Assigned task: From the listing below, how many lines hold the word "with"? Write only the number.

Source information:
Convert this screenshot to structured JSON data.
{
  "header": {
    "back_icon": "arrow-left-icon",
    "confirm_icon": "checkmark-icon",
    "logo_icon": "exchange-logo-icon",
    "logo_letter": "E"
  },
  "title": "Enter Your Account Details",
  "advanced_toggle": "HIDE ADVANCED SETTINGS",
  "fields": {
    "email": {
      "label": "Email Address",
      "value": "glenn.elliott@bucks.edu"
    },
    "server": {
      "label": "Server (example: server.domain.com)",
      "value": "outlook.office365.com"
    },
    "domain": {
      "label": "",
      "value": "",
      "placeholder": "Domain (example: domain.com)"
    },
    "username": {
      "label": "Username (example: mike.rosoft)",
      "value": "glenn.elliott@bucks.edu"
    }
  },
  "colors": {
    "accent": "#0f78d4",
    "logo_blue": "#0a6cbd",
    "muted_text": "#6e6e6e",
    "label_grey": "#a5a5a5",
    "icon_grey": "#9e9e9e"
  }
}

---

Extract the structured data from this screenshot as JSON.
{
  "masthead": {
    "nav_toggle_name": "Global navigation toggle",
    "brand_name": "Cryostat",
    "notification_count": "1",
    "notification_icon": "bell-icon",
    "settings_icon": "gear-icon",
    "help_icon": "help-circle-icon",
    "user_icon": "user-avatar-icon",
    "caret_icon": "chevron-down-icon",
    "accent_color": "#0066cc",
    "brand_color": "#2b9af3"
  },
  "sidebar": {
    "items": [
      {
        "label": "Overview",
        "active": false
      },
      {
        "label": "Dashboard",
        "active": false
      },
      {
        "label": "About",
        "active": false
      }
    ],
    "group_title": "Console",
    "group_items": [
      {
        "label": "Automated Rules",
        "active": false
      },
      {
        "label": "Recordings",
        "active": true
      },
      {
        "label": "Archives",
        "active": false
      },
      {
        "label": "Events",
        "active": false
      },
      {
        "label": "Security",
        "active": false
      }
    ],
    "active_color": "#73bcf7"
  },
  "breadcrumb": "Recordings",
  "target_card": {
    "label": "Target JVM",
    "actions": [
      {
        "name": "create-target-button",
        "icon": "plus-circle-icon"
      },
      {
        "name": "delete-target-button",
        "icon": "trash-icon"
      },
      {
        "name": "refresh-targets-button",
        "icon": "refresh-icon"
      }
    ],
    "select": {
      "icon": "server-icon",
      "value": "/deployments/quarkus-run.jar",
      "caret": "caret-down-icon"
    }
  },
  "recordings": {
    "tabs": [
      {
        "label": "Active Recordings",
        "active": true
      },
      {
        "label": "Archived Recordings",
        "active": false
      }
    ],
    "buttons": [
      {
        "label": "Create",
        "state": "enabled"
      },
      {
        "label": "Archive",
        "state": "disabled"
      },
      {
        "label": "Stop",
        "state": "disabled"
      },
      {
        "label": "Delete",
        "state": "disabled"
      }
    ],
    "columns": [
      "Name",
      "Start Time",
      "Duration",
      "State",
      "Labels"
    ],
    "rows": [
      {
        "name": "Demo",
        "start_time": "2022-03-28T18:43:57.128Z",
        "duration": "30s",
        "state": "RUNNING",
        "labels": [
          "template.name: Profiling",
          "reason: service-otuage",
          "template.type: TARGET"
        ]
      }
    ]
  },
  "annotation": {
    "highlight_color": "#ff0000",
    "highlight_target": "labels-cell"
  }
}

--

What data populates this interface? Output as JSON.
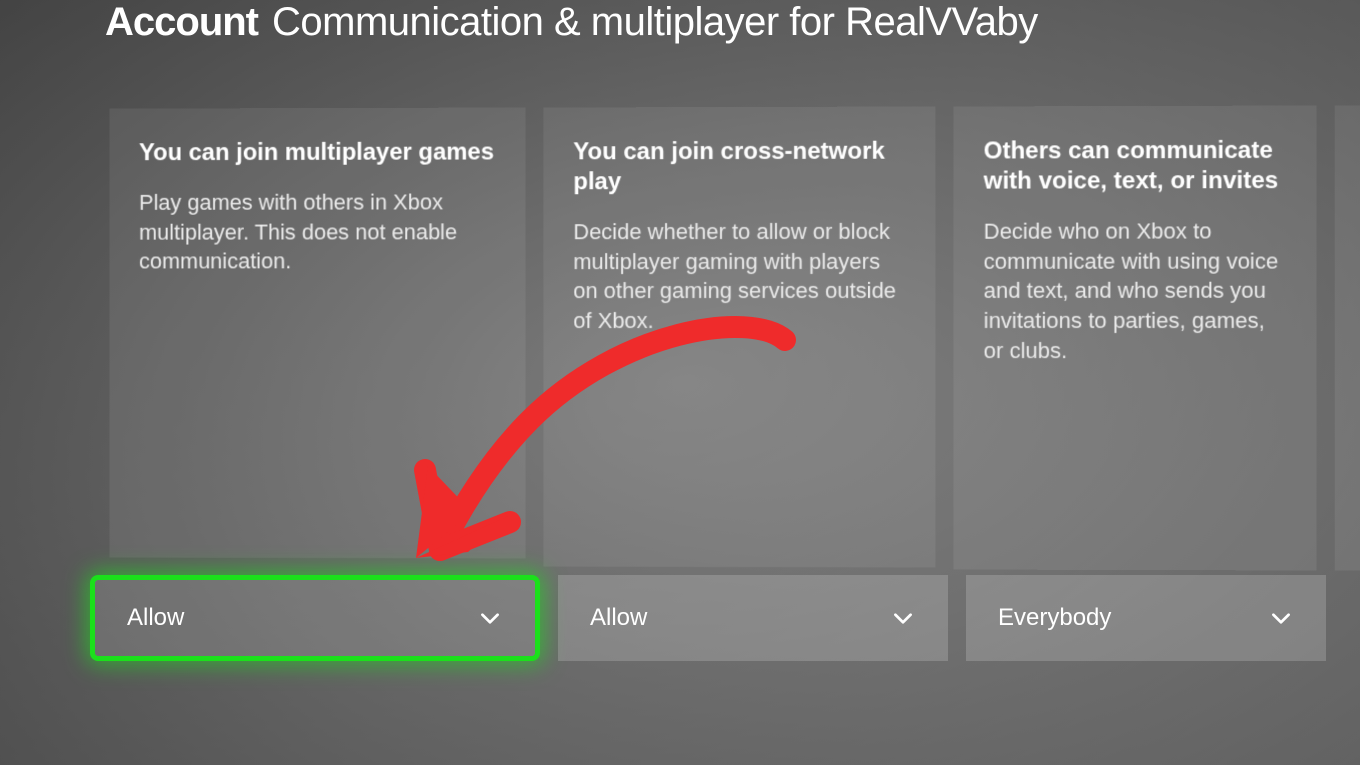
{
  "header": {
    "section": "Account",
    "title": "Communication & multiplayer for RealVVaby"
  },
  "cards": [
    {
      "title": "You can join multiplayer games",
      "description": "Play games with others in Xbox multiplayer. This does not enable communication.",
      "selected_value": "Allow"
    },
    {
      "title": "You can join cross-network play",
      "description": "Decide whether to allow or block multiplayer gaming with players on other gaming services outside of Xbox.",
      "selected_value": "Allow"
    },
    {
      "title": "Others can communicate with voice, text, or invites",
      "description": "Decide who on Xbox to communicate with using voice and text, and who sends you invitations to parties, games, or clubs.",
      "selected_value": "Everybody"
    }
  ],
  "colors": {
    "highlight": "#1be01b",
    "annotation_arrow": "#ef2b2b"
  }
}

Solution to the exercise: 4